An esoteric pursuit not so long ago – at least among the financial services community – litigation funding has burst into the mainstream.
In an era of ultra-low interest rates and inflated asset prices, investors must deploy more ingenuity and assume greater risk in search of bumper returns. So we shouldn’t be too surprised that Britain’s litigation funders had £2bn in assets in April, double the amount three years earlier.
The sector has come a long way from the nascent industry that existed little over a decade ago. In 2009, Lord Justice Jackson’s report recommended self-regulation – but at that juncture, assets under management by funders operating in the UK stood at £180m. Expect to hear those periodic calls for more formal scrutiny become louder.
If one disregards group actions, however, we have not yet seen litigation funding encroach upon the consumer sector. That is when the argument for tougher superintendence could bite. For example, in personal injury, funders will provide finance for expert reports and disbursements. Yet they are cautious about getting into a situation where they are taking a cut of damages – the optics are not good. Likewise in the matrimonial arena, while other financial services providers are happy to offer loans to claimants, third-party funders have so far held back from investing in cases.
If size alone justifies statutory regulation, who would take it on? City watchdog the Financial Conduct Authority is the obvious candidate, but has shown little interest. Many of the entities now moving into the market, moreover – such as hedge funds – are already regulated.
Will law firms increasingly become funders themselves? This has happened less than one might expect. But with more stockmarket listings in the pipeline, some will soon be sitting on newly generated piles of cash that could enable them to set up funding arms.
To avoid argument over whether they are acting in the client’s best interest by offering finance from their own funder, they might well examine the Rosenblatt/LionFish model.
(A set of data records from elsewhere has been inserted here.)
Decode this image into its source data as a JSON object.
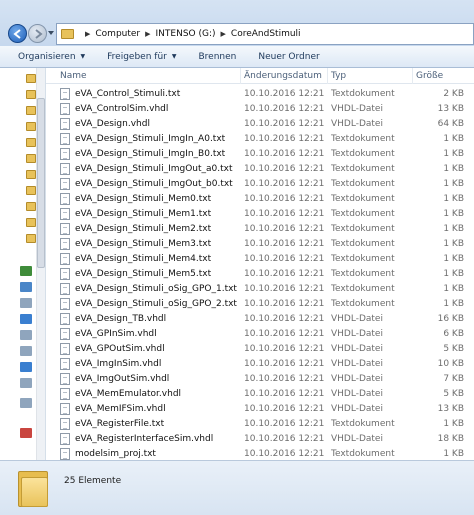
{
  "address": {
    "crumbs": [
      "Computer",
      "INTENSO (G:)",
      "CoreAndStimuli"
    ]
  },
  "toolbar": {
    "organize_label": "Organisieren",
    "share_label": "Freigeben für",
    "burn_label": "Brennen",
    "new_folder_label": "Neuer Ordner"
  },
  "columns": {
    "name": "Name",
    "date": "Änderungsdatum",
    "type": "Typ",
    "size": "Größe"
  },
  "files": [
    {
      "name": "eVA_Control_Stimuli.txt",
      "date": "10.10.2016 12:21",
      "type": "Textdokument",
      "size": "2 KB"
    },
    {
      "name": "eVA_ControlSim.vhdl",
      "date": "10.10.2016 12:21",
      "type": "VHDL-Datei",
      "size": "13 KB"
    },
    {
      "name": "eVA_Design.vhdl",
      "date": "10.10.2016 12:21",
      "type": "VHDL-Datei",
      "size": "64 KB"
    },
    {
      "name": "eVA_Design_Stimuli_ImgIn_A0.txt",
      "date": "10.10.2016 12:21",
      "type": "Textdokument",
      "size": "1 KB"
    },
    {
      "name": "eVA_Design_Stimuli_ImgIn_B0.txt",
      "date": "10.10.2016 12:21",
      "type": "Textdokument",
      "size": "1 KB"
    },
    {
      "name": "eVA_Design_Stimuli_ImgOut_a0.txt",
      "date": "10.10.2016 12:21",
      "type": "Textdokument",
      "size": "1 KB"
    },
    {
      "name": "eVA_Design_Stimuli_ImgOut_b0.txt",
      "date": "10.10.2016 12:21",
      "type": "Textdokument",
      "size": "1 KB"
    },
    {
      "name": "eVA_Design_Stimuli_Mem0.txt",
      "date": "10.10.2016 12:21",
      "type": "Textdokument",
      "size": "1 KB"
    },
    {
      "name": "eVA_Design_Stimuli_Mem1.txt",
      "date": "10.10.2016 12:21",
      "type": "Textdokument",
      "size": "1 KB"
    },
    {
      "name": "eVA_Design_Stimuli_Mem2.txt",
      "date": "10.10.2016 12:21",
      "type": "Textdokument",
      "size": "1 KB"
    },
    {
      "name": "eVA_Design_Stimuli_Mem3.txt",
      "date": "10.10.2016 12:21",
      "type": "Textdokument",
      "size": "1 KB"
    },
    {
      "name": "eVA_Design_Stimuli_Mem4.txt",
      "date": "10.10.2016 12:21",
      "type": "Textdokument",
      "size": "1 KB"
    },
    {
      "name": "eVA_Design_Stimuli_Mem5.txt",
      "date": "10.10.2016 12:21",
      "type": "Textdokument",
      "size": "1 KB"
    },
    {
      "name": "eVA_Design_Stimuli_oSig_GPO_1.txt",
      "date": "10.10.2016 12:21",
      "type": "Textdokument",
      "size": "1 KB"
    },
    {
      "name": "eVA_Design_Stimuli_oSig_GPO_2.txt",
      "date": "10.10.2016 12:21",
      "type": "Textdokument",
      "size": "1 KB"
    },
    {
      "name": "eVA_Design_TB.vhdl",
      "date": "10.10.2016 12:21",
      "type": "VHDL-Datei",
      "size": "16 KB"
    },
    {
      "name": "eVA_GPInSim.vhdl",
      "date": "10.10.2016 12:21",
      "type": "VHDL-Datei",
      "size": "6 KB"
    },
    {
      "name": "eVA_GPOutSim.vhdl",
      "date": "10.10.2016 12:21",
      "type": "VHDL-Datei",
      "size": "5 KB"
    },
    {
      "name": "eVA_ImgInSim.vhdl",
      "date": "10.10.2016 12:21",
      "type": "VHDL-Datei",
      "size": "10 KB"
    },
    {
      "name": "eVA_ImgOutSim.vhdl",
      "date": "10.10.2016 12:21",
      "type": "VHDL-Datei",
      "size": "7 KB"
    },
    {
      "name": "eVA_MemEmulator.vhdl",
      "date": "10.10.2016 12:21",
      "type": "VHDL-Datei",
      "size": "5 KB"
    },
    {
      "name": "eVA_MemIFSim.vhdl",
      "date": "10.10.2016 12:21",
      "type": "VHDL-Datei",
      "size": "13 KB"
    },
    {
      "name": "eVA_RegisterFile.txt",
      "date": "10.10.2016 12:21",
      "type": "Textdokument",
      "size": "1 KB"
    },
    {
      "name": "eVA_RegisterInterfaceSim.vhdl",
      "date": "10.10.2016 12:21",
      "type": "VHDL-Datei",
      "size": "18 KB"
    },
    {
      "name": "modelsim_proj.txt",
      "date": "10.10.2016 12:21",
      "type": "Textdokument",
      "size": "1 KB"
    }
  ],
  "status": {
    "item_count": "25 Elemente"
  },
  "colors": {
    "accent": "#1f5fb8",
    "folder": "#e8c25a",
    "toolbar_text": "#1e395b"
  }
}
LionFish does not fund any of Rosenblatt’s matters, but rather uses the firm to assess the merits of cases in which it is considering investing. A neat workaround that others could well emulate.